TS: Miller is a brilliant craftsperson in terms of how he interweaves all these characters and their histories. I keep thinking about the denial in the play. It’s so present for me: the mother’s denial, the father’s.

JO: Oh, God, yes. We’re all culpable in that aspect.

TS: I wonder if the themes of the play will resonate with an audience in 2019.

JO: I’d be very surprised if they didn’t. First of all, as you say, it’s brilliantly written. It’s just a stunning piece of craft, but it’s truly about us as Americans. At the moment, we don’t seem to want to own up to being responsible for each other. We would rather be either cynical or step away and be selfish, greedy. We’re bloated and we’re basically turning our backs on the inherent philosophical bent of the American spirit. I think the play uncovers that and asks you to take a stand, frankly. What we learned when we did the play for television, and what I’m about to go through with this new group of people, is that it’s a bit of a mystery play. You have to know who knew what and when they knew it in order to figure out how events like the ones divulged in the play could have happened. I have such respect for what Miller wrote. My only concern is to get that onto the stage. It’s not something you need to interpret. It’s not something you need to apologize for or, in the worst possible phrase, make relevant. It is relevant by the fact that it’s the handiwork of one of our greatest writers and it just needs to be heard as honestly as possible.

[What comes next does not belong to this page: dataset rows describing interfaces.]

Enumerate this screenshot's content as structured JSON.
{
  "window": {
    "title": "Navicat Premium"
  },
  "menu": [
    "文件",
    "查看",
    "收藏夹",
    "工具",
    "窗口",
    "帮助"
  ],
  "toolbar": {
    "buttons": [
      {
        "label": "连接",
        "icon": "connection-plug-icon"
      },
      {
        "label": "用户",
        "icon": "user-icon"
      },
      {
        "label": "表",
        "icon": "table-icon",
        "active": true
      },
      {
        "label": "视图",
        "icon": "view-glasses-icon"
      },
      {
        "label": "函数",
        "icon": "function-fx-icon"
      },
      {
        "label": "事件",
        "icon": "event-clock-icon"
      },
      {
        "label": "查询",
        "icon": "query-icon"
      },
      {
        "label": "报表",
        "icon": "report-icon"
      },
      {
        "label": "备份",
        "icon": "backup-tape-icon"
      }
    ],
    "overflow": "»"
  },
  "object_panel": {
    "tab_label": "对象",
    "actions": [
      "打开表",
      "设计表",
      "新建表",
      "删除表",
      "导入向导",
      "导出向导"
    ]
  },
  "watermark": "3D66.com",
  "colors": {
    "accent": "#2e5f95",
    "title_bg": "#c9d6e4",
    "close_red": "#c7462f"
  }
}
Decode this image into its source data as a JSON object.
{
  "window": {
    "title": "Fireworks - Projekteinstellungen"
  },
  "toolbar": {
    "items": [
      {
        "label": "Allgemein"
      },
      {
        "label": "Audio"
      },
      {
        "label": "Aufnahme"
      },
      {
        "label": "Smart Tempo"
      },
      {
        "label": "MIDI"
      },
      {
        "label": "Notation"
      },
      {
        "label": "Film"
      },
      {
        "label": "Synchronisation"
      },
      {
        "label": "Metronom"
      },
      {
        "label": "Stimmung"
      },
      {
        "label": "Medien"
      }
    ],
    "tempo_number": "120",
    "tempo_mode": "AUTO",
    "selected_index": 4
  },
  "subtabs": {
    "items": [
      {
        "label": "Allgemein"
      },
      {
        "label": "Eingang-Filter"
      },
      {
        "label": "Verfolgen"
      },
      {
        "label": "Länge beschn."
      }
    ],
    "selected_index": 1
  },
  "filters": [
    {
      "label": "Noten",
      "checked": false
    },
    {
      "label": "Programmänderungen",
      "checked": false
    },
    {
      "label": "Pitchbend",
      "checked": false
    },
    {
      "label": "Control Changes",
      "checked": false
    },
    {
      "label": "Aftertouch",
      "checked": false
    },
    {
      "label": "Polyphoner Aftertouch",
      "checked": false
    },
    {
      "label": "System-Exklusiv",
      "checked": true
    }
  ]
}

TS: What kind of an atmosphere do you create in the rehearsal room? Can you give us some insight into your process as a director? How do you collaborate with actors?

JO: It’s a complicated thing to describe, but basically I like to stay out of the way as much as possible and listen to the actors, respond to them, edit them. I think of myself as their first audience. I’m not a dictatorial director at all. I like to create an atmosphere of inclusion where everyone gets to express what they feel and think, and we evolve from there.

TS: Do you have history with other Miller plays? When you were at The Old Globe, did you direct any plays written by Arthur Miller?

JO: No. Mark Lamos directed Resurrection Blues at The Old Globe just before I left as artistic director. I thought it was a wonderful production. For American Playhouse, I also directed Arthur’s adaptation of Ibsen’s An Enemy of The People. Miller’s work has a very strong moral code, and being responsible for your actions and owning them is something we’re not really good at these days.

TS: How are you collaborating with your design team?

JO: I reached out to the very same team that did such an exemplary job with the production of The Sound of Music I directed recently. We know each other well, and we had a wonderful time working on the Rodgers and Hammerstein musical, so it’s a joy for us to be able to get back together. We’re doing it as faithfully to the period as we possibly can.

TS: Will there be original music?

JO: Yes. Bob James, who has been a frequent collaborator of mine, is composing original music for this production. He also did the scores for Stoppard’s The Hard Problem as well as Two Shakespearean Actors and The Invention of Love, which were all done at Lincoln Center.

TS: Do you have any advice for a young person who says they want to direct for the stage?

JO: In order to be a director, you have to be a lot of other things first. I think it’s the last thing you do, because you are basically the overseer. I think you back into directing. One needs to experience all the elements that go into putting a play up in front of an audience first. I also believe that if one seriously wants to have a career directing, get the hell out of New York.

TS: Is there a question you wish I had asked about the play, your career, or about Arthur Miller that I didn’t?

JO: No, I don’t think so. I’m in the honorable position of having something that I feel very strongly about fall suddenly and fortuitously into my hands. I’m grateful for it and eager to get started.

Arthur Miller's All My Sons is now playing at the American Airlines Theatre through June 23. For tickets, please visit